As the country begins to consider what life after the coronavirus will look like, it’s well documented that many Black, Hispanic-Latino and other vulnerable communities are experiencing a slower economic recovery. This is particularly true for small businesses and minority entrepreneurs. For example, according to a Brief by the U.S. Small Business Administration Office of Advocacy, the total number of Blacks and Asian Americans either self-employed or working declined more than 37% between April 2019 and April 2020, compared with a decline of 17% for Whites. While there are positive signals that small businesses are beginning to rebound overall, in vulnerable communities that regeneration is happening at a much slower pace.
Public programs, including the recent Paycheck Protection Program (PPP), seek to relieve some of that distress by providing cash to businesses to cover payroll and other expenses. Additionally, nonprofit organizations have been offering economic and professional assistance to struggling business owners. However, this support is short term and longer term solutions are needed. Through a variety of means, the private sector can help to provide dependable, sustainable capital to community businesses in need.
A network of support
Bank of America has long focused on supporting the needs of under-represented small business owners and entrepreneurs, working with an established network of community partners such as – Community Development Financial Institutions (CDFIs), and most recently with Minority Depository Institutions (MDIs), as well as minority focused funds that support entrepreneurs.
- CDFIs are typically non-profit loan funds that provide capital, mentoring and financial advice supporting small businesses, affordable housing, fresh food supermarkets, healthcare centers and nonprofit organizations operating in lower income communities which do not qualify through traditional lenders. CDFI banks operate in a similar manner to CDFIs, but take deposits.
- MDIs are typically depository institutions with either (i) more than 50% minority ownership or (ii) a majority of the board of directors is minority and the community that the institution serves is predominantly minority.
- Minority focused funds provide capital to Black, Hispanic-Latino, Asian, Native American, women and other minority entrepreneurs.
The bank doubled down on this support in 2020 with its $1.25 billion racial equality and economic opportunity commitment, dedicating $200 million in investments to minority-focused funds and $50 million to MDIs and CDFI banks. In less than a year, Bank of America surpassed the $200 million goal, committing more than $250 million to 90 investment funds across the U.S. to date and subsequently increased its commitment to minority focused funds to $350 million. This is in addition to closing investment in 17 MDIs and CDFI banks to date.
These equity investments are in addition to approximately $100 million in deposits from Bank of America in MDIs. The company is also the largest private investor in CDFIs in the United States, currently with more than $1.8 billion in loans and investments in over 256 CDFIs in all 50 states.
Where support is needed

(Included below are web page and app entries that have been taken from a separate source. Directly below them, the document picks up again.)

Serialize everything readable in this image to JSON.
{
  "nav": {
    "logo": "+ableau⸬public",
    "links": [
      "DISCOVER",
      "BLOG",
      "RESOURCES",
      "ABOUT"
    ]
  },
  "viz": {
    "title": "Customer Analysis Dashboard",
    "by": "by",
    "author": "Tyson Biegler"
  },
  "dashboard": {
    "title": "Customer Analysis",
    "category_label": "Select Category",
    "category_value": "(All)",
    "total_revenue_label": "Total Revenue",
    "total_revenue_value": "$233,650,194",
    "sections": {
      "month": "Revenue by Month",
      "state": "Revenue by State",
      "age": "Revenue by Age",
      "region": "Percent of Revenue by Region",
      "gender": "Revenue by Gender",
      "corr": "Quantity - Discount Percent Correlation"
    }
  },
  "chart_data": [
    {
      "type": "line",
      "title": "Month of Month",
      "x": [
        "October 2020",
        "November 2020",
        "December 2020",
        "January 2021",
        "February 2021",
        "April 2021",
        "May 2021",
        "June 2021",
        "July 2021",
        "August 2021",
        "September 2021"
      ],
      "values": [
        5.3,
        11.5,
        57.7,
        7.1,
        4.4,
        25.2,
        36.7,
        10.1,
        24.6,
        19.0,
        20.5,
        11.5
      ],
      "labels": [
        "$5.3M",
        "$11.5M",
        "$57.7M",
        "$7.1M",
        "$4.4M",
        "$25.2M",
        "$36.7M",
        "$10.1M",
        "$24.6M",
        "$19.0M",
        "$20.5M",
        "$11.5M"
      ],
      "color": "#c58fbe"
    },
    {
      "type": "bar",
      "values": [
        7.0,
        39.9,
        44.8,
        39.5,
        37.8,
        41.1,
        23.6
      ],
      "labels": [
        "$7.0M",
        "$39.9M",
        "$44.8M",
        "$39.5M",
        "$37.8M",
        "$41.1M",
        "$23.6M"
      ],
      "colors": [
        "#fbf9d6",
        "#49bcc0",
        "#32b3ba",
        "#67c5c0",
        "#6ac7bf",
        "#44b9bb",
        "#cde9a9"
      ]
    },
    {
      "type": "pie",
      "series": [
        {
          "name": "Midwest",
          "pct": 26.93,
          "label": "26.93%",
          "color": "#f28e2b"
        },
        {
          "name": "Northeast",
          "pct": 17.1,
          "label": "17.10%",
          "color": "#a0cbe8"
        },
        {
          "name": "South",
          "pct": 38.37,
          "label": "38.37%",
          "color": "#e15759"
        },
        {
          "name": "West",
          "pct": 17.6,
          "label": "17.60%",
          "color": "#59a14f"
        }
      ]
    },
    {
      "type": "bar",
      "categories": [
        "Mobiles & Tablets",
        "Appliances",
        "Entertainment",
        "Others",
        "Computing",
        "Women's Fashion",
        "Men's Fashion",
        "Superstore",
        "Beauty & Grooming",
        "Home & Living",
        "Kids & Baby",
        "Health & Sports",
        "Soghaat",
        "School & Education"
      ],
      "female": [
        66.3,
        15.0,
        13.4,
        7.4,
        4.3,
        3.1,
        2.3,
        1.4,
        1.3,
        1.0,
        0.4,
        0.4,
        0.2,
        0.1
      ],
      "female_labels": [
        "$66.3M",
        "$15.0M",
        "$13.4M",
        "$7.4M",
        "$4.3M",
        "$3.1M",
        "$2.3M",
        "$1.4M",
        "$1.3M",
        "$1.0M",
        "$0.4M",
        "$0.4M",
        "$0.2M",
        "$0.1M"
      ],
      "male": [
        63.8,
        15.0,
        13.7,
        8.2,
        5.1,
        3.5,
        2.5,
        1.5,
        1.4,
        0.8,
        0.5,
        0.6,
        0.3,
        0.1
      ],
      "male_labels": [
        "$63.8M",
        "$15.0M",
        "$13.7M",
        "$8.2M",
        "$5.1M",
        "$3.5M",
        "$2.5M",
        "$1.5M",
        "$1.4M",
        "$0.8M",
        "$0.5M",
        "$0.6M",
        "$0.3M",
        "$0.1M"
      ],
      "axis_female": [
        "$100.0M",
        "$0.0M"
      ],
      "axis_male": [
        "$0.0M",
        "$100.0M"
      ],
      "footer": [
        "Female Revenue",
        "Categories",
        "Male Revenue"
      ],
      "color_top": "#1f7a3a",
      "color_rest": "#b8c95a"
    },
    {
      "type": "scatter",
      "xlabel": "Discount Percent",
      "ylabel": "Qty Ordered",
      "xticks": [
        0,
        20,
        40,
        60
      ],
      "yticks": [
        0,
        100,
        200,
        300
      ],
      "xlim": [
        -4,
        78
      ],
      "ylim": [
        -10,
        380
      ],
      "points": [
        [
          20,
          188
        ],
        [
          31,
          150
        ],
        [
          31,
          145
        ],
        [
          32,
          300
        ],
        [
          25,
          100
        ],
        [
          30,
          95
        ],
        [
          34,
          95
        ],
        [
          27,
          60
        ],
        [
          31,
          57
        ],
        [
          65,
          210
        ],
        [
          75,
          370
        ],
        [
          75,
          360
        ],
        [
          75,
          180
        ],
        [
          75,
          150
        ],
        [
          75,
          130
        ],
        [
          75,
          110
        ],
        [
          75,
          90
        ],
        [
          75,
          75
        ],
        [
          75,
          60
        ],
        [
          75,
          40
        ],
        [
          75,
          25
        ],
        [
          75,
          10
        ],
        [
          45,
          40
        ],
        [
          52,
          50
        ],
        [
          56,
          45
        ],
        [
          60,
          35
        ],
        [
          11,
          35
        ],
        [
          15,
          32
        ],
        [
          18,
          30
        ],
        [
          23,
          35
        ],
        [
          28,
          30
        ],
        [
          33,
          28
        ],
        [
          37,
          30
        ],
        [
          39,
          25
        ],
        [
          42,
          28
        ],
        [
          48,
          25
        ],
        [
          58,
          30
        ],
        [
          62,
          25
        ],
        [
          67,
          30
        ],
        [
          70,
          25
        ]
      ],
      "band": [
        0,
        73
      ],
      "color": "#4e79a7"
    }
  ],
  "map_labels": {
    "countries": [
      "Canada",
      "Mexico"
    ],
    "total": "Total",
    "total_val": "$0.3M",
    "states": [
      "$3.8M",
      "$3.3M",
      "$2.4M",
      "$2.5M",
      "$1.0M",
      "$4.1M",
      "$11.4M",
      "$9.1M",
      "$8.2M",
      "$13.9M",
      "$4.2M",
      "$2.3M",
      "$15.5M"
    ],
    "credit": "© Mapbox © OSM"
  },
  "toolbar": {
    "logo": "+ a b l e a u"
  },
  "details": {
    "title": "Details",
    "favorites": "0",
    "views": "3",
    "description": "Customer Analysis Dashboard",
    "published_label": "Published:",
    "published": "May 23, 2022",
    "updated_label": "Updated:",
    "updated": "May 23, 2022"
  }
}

One such MDI and CDFI bank that Bank of America supports is Ponce Bank. Founded in early 1960, Ponce Bank was started by community leaders in the South Bronx looking to provide financial services to the area’s mostly Puerto Rican population – an immigrant community largely underserved by mainstream banks. 61 years later, the institution has grown to 13 branches and 6 mortgage offices still serving prominently immigrant neighborhoods. As systemic inequities and biases continue to affect the communities they serve – particularly during the pandemic – Ponce has worked to be an engine for economic empowerment, helping to reduce the health and wealth gap that exists in the communities they serve.
“MDIs are critical for communities of color who historically have been – and continue to be –underserved by larger, more mainstream banks,” said Carlos Naudon, President of Ponce Bank. “The confluence of events over the past year have highlighted the importance of institutions such as ours. Over this year we have supported everyone from the restaurant owner down the street to one of the largest builders of affordable housing in NYC. We are committed to continue to grow and support the needs of the communities we serve because those needs continue to exist, and we understand that because we live it.”
Bank of America’s $1.25 billion racial equality and economic opportunity commitment is focused on areas where systemic, long-term gaps have existed, including housing, workforce development, healthcare and small business assistance.
Learn how a mix of philanthropic and business opportunities, with the majority of funds being delivered at the local level, is helping to address systemic barriers where they exist, drive more opportunity and sustain progress.